Exercise goal: Please copy out every line in the entries that includes the word "Abrir".

Component data from apps and pages
════

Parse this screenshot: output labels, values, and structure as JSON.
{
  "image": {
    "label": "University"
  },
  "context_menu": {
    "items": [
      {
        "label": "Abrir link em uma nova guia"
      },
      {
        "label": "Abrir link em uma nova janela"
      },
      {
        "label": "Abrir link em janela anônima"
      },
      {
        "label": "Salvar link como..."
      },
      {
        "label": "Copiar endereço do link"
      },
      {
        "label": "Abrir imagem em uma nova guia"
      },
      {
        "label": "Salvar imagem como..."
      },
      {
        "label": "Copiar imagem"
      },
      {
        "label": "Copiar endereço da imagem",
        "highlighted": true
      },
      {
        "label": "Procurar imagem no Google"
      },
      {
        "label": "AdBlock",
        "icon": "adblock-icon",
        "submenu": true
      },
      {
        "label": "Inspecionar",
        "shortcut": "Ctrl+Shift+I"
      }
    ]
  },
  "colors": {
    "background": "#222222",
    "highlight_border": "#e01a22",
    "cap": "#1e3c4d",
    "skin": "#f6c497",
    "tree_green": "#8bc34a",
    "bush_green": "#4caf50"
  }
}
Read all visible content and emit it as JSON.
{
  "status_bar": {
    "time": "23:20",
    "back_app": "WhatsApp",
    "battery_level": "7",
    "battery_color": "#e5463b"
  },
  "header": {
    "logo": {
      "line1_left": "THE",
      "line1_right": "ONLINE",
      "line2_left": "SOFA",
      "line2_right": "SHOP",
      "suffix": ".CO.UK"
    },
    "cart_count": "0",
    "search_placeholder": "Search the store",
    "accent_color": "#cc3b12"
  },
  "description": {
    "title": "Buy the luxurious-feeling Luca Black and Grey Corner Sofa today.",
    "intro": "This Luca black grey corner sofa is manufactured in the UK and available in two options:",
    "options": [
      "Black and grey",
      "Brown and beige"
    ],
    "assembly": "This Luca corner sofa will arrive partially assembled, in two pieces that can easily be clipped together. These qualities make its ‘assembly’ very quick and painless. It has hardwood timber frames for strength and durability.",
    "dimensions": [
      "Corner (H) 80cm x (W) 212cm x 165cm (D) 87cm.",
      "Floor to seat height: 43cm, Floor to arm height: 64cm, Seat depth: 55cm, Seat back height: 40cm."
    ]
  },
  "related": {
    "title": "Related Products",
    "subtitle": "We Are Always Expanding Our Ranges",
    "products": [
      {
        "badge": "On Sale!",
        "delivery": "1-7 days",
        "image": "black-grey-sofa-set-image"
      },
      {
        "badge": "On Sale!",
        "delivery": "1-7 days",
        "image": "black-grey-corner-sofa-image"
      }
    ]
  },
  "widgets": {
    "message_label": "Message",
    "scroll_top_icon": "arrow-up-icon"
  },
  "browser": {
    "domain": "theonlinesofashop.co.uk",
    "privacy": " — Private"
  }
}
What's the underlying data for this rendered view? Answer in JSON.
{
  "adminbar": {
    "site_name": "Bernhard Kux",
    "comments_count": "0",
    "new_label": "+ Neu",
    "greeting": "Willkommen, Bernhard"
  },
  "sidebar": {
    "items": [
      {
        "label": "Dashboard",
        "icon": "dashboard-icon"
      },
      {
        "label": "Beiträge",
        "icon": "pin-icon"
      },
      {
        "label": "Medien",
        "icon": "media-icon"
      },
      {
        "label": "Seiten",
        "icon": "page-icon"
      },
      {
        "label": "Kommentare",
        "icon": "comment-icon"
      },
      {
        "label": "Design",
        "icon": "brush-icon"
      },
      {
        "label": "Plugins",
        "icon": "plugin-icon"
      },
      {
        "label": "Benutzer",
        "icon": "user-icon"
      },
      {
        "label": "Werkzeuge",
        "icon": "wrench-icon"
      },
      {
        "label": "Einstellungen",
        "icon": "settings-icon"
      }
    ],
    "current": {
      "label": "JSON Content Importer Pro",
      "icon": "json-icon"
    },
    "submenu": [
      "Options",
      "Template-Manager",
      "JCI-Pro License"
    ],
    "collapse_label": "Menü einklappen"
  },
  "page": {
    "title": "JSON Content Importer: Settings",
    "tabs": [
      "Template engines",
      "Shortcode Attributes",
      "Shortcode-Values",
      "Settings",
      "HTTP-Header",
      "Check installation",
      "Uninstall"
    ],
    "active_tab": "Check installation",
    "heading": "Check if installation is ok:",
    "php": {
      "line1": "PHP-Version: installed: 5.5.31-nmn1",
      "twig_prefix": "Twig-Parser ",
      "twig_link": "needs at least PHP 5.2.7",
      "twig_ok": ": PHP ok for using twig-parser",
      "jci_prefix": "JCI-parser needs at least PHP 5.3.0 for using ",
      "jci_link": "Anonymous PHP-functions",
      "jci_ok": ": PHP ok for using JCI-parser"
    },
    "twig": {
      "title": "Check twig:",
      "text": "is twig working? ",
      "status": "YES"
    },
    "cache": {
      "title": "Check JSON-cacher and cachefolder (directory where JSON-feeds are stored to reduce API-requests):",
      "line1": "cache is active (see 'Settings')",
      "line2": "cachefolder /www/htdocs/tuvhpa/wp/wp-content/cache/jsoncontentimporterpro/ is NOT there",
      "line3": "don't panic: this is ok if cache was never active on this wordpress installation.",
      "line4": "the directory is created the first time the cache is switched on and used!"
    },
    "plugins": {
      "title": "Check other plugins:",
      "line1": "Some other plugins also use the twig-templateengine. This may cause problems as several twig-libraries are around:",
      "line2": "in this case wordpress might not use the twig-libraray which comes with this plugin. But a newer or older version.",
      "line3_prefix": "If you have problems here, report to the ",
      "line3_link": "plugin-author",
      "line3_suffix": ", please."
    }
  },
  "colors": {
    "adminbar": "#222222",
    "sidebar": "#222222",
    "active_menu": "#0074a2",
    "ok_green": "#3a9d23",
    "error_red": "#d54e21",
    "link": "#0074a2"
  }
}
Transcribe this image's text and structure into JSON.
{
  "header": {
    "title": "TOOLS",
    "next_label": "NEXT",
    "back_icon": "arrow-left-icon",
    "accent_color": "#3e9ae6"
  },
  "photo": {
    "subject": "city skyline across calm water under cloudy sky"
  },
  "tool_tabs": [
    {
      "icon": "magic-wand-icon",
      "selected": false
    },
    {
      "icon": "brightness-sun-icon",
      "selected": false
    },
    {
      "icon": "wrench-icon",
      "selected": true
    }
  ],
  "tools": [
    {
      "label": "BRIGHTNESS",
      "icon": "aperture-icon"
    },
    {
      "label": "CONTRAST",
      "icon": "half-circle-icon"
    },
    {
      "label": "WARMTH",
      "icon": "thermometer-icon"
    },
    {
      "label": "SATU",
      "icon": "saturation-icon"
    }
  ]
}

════

Result for this exercise:
        "label": "Abrir link em uma nova guia"
        "label": "Abrir link em uma nova janela"
        "label": "Abrir link em janela anônima"
        "label": "Abrir imagem em uma nova guia"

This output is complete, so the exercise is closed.